→ Work required:
Using the data below, copy out all lines with the word "title".

(Excerpts from an interface dataset)
------

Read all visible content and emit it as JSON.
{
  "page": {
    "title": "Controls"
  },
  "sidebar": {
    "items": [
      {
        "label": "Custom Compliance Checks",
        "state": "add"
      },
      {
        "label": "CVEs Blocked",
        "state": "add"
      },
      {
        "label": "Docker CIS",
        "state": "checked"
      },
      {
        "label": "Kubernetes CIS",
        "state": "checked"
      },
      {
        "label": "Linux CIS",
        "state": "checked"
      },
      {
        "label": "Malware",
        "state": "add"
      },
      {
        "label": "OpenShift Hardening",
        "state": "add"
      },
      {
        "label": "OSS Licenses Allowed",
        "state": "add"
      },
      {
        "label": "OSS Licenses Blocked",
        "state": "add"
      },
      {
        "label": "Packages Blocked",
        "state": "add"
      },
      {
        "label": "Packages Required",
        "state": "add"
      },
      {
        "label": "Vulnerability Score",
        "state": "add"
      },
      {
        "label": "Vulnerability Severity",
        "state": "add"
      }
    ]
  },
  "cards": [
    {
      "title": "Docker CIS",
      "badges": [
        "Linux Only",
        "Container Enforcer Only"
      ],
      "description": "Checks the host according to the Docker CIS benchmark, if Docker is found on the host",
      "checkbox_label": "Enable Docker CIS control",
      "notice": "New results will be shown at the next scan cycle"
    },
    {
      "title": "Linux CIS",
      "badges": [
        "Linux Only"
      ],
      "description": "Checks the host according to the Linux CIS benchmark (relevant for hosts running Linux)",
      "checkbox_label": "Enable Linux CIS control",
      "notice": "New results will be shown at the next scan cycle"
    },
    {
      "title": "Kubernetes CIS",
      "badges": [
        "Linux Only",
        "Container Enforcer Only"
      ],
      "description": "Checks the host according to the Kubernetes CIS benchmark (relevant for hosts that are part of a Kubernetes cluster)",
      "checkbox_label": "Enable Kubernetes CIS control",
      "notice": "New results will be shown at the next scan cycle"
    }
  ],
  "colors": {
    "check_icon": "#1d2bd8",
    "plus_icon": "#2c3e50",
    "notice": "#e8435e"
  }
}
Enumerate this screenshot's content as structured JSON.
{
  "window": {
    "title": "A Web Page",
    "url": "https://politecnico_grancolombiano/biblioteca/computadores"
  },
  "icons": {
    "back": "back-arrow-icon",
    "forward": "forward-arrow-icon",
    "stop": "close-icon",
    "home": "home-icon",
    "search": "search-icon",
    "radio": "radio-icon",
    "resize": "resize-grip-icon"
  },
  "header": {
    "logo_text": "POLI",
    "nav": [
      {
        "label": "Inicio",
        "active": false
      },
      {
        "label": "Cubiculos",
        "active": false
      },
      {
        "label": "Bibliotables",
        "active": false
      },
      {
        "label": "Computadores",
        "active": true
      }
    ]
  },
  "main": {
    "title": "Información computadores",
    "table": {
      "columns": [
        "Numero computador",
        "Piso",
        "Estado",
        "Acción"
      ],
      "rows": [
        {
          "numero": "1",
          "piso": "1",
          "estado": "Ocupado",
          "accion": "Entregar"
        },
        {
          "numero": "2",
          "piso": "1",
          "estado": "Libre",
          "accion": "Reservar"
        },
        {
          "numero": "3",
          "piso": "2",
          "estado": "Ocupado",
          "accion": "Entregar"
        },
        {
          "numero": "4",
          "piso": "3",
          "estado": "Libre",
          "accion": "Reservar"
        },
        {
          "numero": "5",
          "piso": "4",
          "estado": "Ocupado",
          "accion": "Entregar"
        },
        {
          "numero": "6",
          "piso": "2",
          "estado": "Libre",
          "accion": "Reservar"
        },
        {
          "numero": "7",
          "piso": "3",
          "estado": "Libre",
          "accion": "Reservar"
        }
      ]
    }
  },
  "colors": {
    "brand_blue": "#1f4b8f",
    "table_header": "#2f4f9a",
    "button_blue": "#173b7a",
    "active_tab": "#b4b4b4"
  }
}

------

→ Exercise response:
    "title": "Controls"
      "title": "Docker CIS",
      "title": "Linux CIS",
      "title": "Kubernetes CIS",
    "title": "A Web Page",
    "title": "Información computadores",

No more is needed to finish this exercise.